My great-great-aunt Barb taught me that you always keep your best friends’ liquor in your house if you’re a good person. She used to have us sneak airplane bottles of whiskey into the nursing home for the two men in her life (both named Jack, as convenience would have it). Jack one liked Makers Mark, and Jack two liked Jim Beam. Jack one was a douchebag, if you ask me. Now, Jack two, I could respect, because I never held up well against Jim Beam, and as far as I know, Jim Beam was not Jack two’s primary reason for shitting his Depends. Barb never drank either Jack’s whiskey. She knew how to keep it chill like a true gangster, and I just don’t have her collectedness. But I digress.
“Ugh…I hate you…What do you want?”
“Whatever you want, dude. But actually there’s this place down the street that sells decent white wine for like five bucks on sale, and I don’t really know what’s wrong with it. I think it’s actually a mistake. Go grab a couple bottles of that, and we can get house-wife status together. C’mon. I have new yarn. We can scarf-knit race.
“It’s winter! You want white wine?”
“Yeah please…Or surprise me. I don’t care. Grab a bottle of Fernet, actually. We can Skype Hem!” Seamus doesn’t really like Hemingway. He thinks he’s a bad influence on me, but I can’t honestly say who is worse. And Seamus has only met Hem once. “OK we don’t have to Skype Hem, but just get ye’ to the store! Jesus, man, I can feel the sobriety coming on…ain’t nobody got time to be hungover at eight PM.”

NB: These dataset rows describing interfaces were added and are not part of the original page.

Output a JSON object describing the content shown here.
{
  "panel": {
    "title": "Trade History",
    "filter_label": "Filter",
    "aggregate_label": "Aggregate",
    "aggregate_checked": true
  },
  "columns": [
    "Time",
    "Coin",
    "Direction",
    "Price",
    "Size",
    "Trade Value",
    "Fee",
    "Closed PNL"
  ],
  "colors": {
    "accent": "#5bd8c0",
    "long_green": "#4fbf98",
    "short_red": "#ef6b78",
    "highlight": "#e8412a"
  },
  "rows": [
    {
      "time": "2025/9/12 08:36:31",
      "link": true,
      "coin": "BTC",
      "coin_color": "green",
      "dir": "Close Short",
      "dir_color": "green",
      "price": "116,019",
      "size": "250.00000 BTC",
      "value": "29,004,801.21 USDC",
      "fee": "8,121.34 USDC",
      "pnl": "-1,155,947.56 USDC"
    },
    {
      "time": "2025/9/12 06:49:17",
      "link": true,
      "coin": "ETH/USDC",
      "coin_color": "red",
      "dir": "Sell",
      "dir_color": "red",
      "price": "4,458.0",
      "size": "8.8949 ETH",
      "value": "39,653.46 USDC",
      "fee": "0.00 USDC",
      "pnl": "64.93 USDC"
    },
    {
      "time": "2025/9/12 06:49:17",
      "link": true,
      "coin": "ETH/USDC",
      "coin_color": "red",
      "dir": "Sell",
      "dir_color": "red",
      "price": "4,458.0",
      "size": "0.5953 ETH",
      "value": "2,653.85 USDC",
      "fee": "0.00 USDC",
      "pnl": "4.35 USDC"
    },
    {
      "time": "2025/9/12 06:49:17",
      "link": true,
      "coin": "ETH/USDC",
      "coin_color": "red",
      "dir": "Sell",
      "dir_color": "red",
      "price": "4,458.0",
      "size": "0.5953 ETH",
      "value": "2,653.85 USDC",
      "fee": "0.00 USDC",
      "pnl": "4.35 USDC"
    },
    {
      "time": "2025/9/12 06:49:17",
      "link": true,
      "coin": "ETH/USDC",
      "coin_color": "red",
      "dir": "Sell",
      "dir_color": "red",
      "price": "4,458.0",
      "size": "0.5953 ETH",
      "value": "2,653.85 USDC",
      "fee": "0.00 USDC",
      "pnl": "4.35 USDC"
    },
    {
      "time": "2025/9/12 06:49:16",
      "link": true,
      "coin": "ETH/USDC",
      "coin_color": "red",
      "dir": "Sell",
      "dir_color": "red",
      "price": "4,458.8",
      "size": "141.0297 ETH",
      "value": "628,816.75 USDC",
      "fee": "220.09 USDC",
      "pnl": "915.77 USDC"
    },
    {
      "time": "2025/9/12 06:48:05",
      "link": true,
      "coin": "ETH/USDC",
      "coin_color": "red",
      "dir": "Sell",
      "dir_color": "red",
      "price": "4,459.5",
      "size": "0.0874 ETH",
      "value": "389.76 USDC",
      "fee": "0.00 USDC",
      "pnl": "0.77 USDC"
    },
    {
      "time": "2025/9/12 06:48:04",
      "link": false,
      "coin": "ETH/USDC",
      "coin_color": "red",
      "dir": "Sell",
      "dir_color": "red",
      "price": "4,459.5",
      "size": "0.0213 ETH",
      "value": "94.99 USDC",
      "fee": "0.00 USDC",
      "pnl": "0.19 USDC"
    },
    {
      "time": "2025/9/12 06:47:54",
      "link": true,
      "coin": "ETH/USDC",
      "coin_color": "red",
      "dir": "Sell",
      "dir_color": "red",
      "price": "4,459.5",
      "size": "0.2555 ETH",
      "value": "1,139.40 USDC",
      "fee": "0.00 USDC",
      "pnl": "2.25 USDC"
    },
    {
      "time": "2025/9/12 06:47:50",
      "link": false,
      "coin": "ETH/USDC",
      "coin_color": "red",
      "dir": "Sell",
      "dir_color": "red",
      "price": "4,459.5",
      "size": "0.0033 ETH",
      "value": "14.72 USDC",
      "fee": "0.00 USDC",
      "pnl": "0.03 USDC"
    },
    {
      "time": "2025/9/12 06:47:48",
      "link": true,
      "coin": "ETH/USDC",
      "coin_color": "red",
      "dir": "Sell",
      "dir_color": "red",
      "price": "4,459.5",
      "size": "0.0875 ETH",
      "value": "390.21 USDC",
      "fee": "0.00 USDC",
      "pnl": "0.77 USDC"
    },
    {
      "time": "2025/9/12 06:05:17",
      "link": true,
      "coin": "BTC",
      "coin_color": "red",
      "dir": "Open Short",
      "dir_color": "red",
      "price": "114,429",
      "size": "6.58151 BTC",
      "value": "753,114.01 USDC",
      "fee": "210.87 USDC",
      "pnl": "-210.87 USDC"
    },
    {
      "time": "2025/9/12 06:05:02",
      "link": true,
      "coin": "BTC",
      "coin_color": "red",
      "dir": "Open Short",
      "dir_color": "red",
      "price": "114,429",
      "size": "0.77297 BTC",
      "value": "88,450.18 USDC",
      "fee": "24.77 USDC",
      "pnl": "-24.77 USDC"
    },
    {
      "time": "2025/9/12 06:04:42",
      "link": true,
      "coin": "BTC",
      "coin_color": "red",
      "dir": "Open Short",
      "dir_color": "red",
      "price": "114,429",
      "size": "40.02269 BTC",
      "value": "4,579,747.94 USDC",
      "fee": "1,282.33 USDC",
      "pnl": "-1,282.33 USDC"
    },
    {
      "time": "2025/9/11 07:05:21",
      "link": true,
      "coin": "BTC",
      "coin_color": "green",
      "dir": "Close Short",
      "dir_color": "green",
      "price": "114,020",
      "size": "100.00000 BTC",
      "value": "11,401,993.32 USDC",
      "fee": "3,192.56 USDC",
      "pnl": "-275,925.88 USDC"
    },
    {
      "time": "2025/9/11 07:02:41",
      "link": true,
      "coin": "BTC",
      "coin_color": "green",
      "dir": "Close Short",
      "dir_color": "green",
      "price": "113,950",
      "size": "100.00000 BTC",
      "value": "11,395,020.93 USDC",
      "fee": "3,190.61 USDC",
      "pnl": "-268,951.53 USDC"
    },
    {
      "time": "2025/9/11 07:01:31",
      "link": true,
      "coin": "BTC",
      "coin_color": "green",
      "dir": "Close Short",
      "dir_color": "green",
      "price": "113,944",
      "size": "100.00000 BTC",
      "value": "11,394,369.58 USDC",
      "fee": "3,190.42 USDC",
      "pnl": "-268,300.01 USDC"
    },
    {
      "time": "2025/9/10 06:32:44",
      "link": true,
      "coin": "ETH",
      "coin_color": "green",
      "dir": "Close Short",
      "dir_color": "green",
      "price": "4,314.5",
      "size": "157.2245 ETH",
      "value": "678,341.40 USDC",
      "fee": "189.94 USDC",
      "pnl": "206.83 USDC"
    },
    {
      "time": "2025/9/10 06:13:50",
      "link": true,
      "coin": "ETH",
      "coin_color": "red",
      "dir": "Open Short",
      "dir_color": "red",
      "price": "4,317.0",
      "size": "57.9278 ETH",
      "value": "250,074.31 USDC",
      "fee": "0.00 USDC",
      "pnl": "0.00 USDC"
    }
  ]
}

After he leaves, I open the fridge to look for some food. I only have some leftover dumplings from a couple days ago. Vanessa has hummus, and Eddie has spaghetti and meatballs. I cut off half a meatball and gulp it down, ravenous. To cover my tracks, I turn the remaining meatball half on its side, propping it up against some spaghetti to make it look whole. Hopefully, Eddie will be high when he eats it and not really notice or remember the strange half-meatball. Then, I take a few spoonfuls of Vanessa’s hummus. Fuck…it’s so good. I eat half of the tub before putting it back. I will buy her a new one later. Or something.
When Seamus gets back, he pulls out two bottles of cold Chardonnay.
“Woooo–the housewife hour is upon us!”
“Woo!” He smiles, clearly priding himself on his ability to stir up some enthusiasm from my normal monotonous stoicism.
“Oh! There you are! With the sun setting so early in the winter, there are only so many hours in a day I can see you when you’re not smiling.”
“Cheers, dude.” I open the two bottles, and we drink straight from them, like the fancy people that we are.
“Something like that.”